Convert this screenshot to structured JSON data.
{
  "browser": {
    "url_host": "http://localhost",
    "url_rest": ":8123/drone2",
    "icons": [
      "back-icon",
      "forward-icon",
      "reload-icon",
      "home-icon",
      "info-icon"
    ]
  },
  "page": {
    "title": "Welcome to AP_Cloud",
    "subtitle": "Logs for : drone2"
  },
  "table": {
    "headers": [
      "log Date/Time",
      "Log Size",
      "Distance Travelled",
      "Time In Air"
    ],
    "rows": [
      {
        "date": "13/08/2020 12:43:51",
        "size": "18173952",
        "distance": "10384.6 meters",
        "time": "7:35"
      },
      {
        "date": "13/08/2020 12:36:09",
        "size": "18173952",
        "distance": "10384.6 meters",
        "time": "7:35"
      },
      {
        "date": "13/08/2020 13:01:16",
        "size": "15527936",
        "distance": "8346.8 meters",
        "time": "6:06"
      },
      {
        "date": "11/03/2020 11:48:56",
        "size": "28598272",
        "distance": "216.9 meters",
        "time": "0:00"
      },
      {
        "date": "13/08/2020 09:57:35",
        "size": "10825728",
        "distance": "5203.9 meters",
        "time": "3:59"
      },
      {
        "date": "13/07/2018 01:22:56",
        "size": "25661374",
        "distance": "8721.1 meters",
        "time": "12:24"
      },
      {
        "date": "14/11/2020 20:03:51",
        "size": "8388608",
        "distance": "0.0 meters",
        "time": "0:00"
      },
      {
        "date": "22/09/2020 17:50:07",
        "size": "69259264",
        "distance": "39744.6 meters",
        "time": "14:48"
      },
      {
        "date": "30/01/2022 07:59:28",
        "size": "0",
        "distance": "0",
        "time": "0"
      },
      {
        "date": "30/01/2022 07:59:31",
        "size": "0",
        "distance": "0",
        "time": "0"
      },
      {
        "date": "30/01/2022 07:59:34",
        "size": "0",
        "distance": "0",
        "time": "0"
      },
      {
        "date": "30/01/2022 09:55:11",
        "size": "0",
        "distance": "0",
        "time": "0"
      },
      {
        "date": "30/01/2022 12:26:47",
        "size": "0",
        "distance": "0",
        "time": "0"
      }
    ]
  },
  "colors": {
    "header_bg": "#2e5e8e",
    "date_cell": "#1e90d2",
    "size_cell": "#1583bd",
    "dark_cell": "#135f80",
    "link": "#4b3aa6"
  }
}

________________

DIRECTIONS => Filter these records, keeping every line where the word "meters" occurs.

ANSWER TO THE EXERCISE =>
        "distance": "10384.6 meters",
        "distance": "10384.6 meters",
        "distance": "8346.8 meters",
        "distance": "216.9 meters",
        "distance": "5203.9 meters",
        "distance": "8721.1 meters",
        "distance": "0.0 meters",
        "distance": "39744.6 meters",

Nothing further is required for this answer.